Fantastic show of Andreas Fischer behind the curtain. Busted for trying to snap pics. 

 WALLRAF-RICHARTZ-MUSEUM. 4 floors (?) It's getting little intense now.
A bite to eat at the Wallraf Museum cafe-I think- before heading in. Flowers everywhere. 

If you are an artist or a collector and if this is your life and work, you know that looking at art can be pleasurable but grueling. It requires some degree of mental concentration, random access to your memory database and physical stamina. Even works I'm apt to dismiss take up space and energy as I silently note why they are not working for me. Other works I strive to imprint in my mind pretending I'll be able to recall subtle nuances on demand. After awhile, it becomes pointless. I mean that in the best possible way.

Max Lieberman

Manet,  A Bunch of Asparagus

Asperagus, [from the musee-orsay in France]
Okay, so I'm cheating here so I can include this anecdote:

L'asperge [Asparagus]

The delightful story of this painting is well known: Manet sold Charles Ephrussi A Bunch of Asparagusfor eight hundred francs. But Ephrussi sent him a thousand francs, and Manet, who was a master of elegance and wit, painted this asparagus and sent it to him with a note saying: "There was one missing from your bunch".
The "mother" canvas was painted on a black background, rather like the Dutch still lifes of the17th century. Here, Manet creates a very subtle interplay between the mauves and greys of the asparagus and the colour of the marble on which it lies. He paints freely, and purely for the pleasure, demonstrating in this spontaneous work his formidable skill, his perfect taste and his humour. "This is not a still-life like the others", wrote Georges Bataille, "although still, it is, at the same time, lively".

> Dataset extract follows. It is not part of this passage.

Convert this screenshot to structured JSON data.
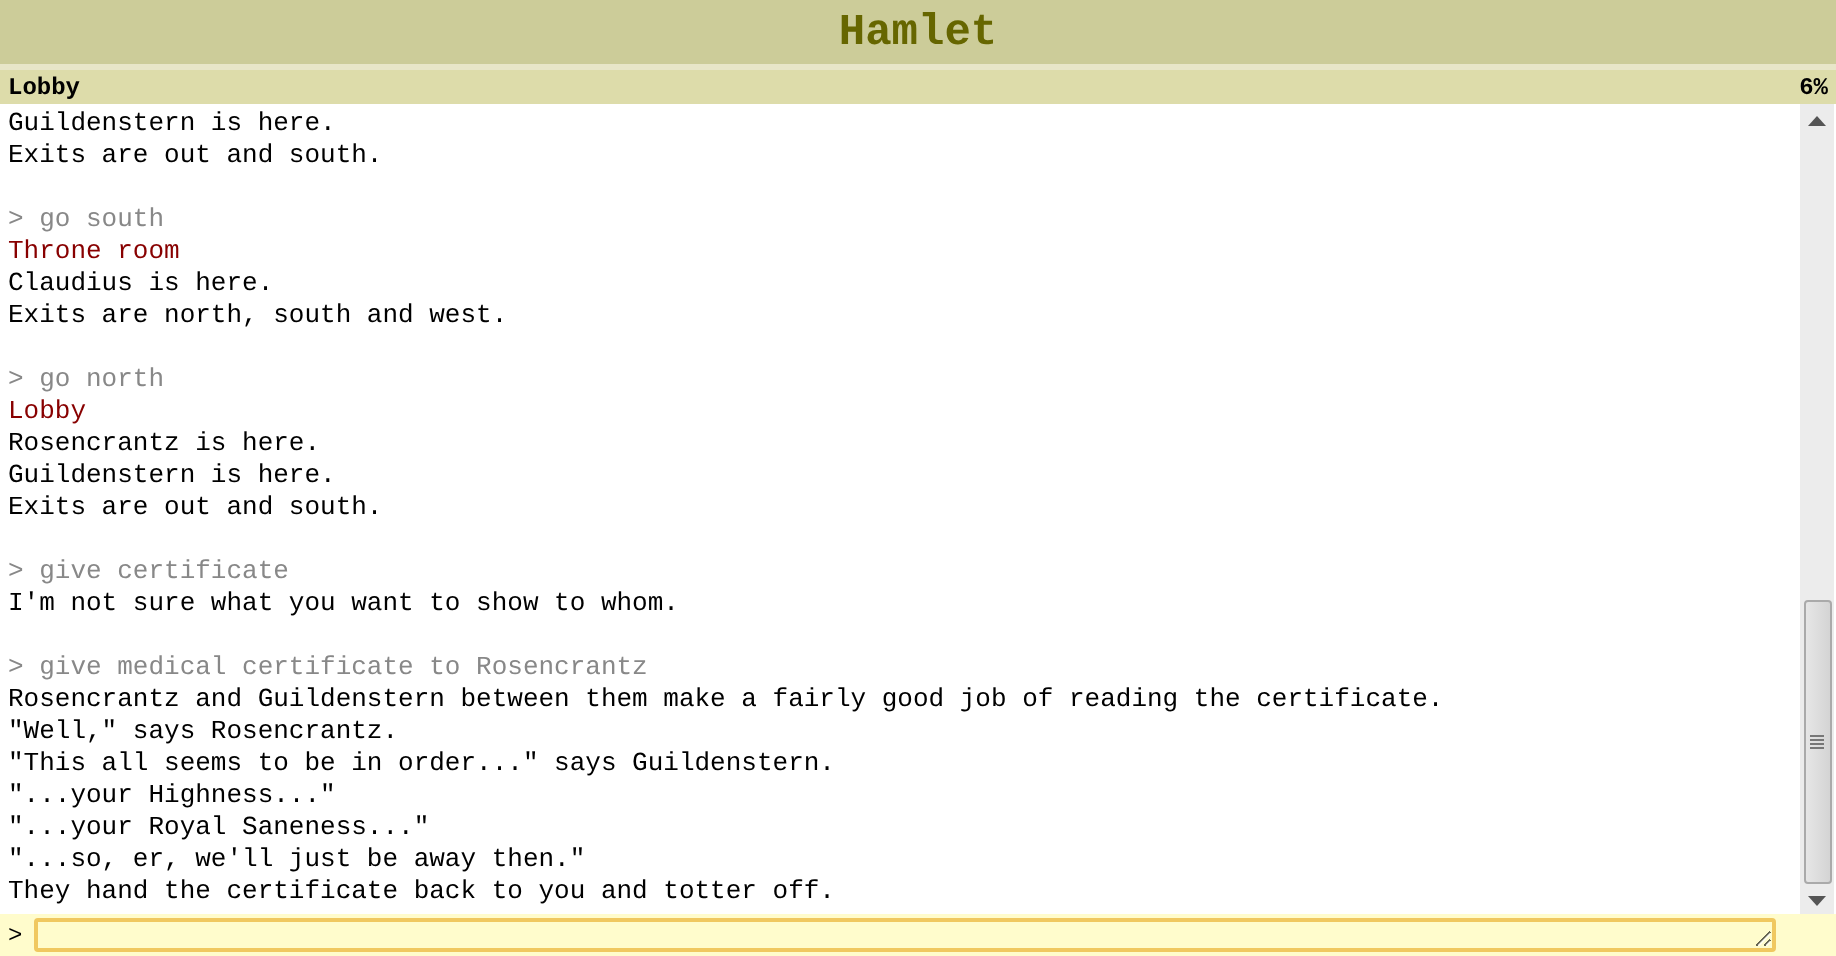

Thus, increasingly throughout the 1880s, Manet produced small still life paintings with a few flowers or a limited number of fruits. It was as if he was producing extracts, examples of the pure essence of painting. Often they were sent to friends, personal gifts that always contained humorous asides or signs of affection and tenderness.

George Bataille. Small world. I should re-read Story of the Eye. At the time, I was a bit creeped out by it. 
 Irrelevance of The Subject. aka The Insignificance of the Picture Object. Thank you. 

Drawings by Bosch

I opted to take numerous pics or sketch, and am doing a reverse image search on Google to look up names and titles. Efficient.

For day #1 go here.